## Source records:
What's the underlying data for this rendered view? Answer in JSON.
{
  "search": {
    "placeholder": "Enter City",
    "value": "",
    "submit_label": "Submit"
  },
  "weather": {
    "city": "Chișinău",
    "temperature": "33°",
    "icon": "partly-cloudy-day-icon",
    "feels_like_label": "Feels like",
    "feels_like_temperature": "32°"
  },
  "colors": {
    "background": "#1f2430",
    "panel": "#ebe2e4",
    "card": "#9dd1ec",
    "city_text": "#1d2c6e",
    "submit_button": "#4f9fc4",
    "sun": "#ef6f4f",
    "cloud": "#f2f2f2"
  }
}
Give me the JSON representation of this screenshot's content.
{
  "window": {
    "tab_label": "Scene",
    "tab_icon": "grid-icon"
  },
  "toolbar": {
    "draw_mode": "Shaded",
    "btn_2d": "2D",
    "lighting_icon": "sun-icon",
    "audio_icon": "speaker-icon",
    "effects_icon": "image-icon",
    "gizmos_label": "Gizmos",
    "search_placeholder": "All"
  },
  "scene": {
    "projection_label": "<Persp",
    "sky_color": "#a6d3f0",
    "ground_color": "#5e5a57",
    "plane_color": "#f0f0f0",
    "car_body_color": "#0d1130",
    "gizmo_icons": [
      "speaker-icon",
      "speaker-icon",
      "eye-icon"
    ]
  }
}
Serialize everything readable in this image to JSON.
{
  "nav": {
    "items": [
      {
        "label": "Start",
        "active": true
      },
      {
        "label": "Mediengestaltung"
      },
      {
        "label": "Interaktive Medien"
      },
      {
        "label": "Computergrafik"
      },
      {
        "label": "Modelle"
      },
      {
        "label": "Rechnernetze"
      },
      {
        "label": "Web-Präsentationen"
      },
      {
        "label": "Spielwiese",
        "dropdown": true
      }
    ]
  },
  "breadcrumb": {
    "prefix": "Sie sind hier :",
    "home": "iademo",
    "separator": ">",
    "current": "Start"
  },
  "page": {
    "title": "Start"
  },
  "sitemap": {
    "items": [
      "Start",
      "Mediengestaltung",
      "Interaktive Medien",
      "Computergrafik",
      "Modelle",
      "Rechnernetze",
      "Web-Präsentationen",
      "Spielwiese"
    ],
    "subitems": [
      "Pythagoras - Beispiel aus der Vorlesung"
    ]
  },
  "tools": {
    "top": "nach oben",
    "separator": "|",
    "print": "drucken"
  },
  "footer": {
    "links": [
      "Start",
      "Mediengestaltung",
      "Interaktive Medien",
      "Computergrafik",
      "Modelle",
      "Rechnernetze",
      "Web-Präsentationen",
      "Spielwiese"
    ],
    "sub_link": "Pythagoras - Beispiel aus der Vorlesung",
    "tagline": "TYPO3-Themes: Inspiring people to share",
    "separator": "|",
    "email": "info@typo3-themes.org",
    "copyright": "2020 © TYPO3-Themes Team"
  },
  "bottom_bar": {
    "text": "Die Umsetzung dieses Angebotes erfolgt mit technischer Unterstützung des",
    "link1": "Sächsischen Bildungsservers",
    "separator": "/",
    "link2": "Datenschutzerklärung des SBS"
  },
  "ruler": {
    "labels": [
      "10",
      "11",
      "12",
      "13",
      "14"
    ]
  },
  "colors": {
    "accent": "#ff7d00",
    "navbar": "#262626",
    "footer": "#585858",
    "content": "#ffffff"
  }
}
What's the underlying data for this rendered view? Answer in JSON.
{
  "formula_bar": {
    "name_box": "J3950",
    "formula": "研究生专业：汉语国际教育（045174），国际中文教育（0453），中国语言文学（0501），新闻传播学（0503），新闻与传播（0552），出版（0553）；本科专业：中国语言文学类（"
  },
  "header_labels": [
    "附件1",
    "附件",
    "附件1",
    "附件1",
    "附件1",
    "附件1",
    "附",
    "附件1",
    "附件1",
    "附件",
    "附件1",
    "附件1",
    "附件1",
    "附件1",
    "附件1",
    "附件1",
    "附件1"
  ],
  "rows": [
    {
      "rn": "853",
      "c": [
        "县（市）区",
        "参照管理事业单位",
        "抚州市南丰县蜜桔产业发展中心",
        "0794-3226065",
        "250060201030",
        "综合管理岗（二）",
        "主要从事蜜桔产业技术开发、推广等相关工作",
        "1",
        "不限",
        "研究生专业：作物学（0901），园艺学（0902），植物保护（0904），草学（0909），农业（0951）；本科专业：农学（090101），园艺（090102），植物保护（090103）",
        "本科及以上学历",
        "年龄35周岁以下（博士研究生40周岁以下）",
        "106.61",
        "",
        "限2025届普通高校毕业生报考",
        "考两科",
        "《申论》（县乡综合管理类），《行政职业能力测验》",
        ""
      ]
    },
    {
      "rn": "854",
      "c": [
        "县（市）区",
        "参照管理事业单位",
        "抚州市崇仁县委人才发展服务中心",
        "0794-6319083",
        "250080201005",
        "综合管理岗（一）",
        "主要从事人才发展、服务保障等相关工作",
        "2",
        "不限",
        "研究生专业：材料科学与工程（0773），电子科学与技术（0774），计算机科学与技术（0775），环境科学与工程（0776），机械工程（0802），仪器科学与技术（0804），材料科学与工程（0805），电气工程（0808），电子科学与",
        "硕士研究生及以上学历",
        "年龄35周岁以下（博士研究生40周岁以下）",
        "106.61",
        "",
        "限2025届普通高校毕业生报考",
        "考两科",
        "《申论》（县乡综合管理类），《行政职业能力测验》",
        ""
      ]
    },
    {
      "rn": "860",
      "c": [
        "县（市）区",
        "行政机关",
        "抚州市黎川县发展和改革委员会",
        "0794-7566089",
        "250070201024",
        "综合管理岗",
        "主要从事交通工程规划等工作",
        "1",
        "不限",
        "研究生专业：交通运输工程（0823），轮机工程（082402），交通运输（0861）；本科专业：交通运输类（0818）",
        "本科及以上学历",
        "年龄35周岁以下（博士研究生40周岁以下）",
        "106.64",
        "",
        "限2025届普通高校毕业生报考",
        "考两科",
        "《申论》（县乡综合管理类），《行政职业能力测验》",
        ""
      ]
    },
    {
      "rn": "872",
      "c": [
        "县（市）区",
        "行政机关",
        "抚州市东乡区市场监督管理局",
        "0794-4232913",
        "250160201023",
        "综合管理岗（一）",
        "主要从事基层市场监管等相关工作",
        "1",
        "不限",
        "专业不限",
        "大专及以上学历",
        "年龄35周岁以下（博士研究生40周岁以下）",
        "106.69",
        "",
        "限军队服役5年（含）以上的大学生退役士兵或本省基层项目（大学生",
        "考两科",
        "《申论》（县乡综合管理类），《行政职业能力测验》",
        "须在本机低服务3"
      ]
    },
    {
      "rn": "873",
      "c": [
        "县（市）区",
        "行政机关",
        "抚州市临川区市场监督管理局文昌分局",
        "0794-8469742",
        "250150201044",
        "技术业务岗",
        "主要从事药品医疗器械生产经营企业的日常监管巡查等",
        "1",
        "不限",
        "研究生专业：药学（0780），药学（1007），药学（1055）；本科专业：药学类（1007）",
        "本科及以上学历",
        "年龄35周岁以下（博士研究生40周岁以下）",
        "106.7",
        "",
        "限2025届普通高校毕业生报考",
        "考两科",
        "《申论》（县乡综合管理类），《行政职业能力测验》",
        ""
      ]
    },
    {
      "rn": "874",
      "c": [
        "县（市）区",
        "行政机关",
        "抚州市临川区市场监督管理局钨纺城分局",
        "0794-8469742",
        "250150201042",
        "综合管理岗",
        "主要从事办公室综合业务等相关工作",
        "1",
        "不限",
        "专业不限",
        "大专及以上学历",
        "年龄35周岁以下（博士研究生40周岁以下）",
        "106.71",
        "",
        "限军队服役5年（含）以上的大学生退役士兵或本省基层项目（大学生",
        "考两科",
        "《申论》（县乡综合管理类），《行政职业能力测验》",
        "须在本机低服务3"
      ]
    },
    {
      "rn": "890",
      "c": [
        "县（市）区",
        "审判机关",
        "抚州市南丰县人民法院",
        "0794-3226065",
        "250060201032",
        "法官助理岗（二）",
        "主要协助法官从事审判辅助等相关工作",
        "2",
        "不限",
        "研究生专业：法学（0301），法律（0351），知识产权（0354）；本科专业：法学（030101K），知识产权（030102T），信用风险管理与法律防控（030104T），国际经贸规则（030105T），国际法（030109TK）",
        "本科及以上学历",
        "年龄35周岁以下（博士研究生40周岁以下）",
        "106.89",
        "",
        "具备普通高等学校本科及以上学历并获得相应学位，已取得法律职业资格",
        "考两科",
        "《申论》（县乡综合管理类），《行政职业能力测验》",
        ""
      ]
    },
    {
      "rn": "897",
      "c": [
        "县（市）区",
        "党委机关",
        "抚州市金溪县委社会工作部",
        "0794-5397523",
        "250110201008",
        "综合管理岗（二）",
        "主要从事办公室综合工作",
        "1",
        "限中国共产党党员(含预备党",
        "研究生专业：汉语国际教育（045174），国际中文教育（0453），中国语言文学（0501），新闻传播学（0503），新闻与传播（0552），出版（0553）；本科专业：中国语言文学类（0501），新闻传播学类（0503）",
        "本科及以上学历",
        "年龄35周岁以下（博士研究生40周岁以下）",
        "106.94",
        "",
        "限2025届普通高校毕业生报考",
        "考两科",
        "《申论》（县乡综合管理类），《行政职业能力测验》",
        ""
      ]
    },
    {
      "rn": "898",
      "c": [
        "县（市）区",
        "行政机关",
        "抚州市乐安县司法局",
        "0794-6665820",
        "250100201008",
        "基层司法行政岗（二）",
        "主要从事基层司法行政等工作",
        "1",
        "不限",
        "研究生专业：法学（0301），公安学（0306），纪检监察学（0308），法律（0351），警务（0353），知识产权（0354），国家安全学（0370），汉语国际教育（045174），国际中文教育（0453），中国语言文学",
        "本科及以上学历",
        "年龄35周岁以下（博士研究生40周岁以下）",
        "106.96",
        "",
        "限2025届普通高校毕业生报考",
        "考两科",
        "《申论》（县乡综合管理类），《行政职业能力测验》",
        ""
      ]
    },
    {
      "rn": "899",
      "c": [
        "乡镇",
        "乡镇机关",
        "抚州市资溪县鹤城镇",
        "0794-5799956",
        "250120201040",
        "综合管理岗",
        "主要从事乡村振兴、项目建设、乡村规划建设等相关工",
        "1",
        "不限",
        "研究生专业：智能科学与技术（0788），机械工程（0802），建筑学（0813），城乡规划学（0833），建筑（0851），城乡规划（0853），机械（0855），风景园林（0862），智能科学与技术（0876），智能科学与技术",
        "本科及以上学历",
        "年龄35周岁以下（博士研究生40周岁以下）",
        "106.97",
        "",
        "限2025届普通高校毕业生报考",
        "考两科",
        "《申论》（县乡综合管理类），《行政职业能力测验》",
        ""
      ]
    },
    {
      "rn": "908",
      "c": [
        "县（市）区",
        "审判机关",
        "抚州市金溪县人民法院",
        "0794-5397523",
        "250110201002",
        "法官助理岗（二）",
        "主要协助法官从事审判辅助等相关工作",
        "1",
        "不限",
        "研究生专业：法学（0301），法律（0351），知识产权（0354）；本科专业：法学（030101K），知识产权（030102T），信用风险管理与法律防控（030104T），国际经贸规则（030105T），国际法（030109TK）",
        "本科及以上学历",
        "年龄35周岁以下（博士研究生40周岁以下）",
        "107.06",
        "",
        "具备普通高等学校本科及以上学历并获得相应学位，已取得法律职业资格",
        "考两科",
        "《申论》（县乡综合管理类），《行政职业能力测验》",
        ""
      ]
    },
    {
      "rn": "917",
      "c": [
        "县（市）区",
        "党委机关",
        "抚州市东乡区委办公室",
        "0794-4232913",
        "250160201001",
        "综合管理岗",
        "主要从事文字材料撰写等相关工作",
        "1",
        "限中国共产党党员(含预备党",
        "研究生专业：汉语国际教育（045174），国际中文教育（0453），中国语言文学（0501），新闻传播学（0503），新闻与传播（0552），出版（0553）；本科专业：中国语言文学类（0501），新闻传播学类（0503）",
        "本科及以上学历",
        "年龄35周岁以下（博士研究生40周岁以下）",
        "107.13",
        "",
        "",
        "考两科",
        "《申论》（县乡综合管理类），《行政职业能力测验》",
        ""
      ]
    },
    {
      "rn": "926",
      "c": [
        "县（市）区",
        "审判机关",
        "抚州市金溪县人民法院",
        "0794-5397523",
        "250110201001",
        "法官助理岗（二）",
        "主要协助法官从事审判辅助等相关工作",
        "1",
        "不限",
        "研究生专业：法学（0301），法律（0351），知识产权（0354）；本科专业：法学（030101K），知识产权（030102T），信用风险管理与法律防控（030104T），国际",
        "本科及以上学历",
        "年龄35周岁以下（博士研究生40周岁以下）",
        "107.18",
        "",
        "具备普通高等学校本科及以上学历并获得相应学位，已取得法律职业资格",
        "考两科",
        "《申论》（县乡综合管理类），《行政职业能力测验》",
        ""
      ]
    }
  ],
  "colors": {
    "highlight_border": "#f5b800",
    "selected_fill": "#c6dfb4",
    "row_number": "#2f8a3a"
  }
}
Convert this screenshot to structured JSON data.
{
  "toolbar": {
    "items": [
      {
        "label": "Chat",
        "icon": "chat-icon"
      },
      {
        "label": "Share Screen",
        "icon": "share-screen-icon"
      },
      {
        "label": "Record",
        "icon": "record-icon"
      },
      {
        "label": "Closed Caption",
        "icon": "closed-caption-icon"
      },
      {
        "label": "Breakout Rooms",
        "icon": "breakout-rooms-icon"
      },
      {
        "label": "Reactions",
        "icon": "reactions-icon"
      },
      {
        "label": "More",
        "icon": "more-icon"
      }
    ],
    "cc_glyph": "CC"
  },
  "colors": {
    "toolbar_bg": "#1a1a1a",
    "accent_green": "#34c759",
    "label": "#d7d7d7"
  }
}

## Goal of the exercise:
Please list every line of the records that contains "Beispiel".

## Result:
      "Pythagoras - Beispiel aus der Vorlesung"
    "sub_link": "Pythagoras - Beispiel aus der Vorlesung",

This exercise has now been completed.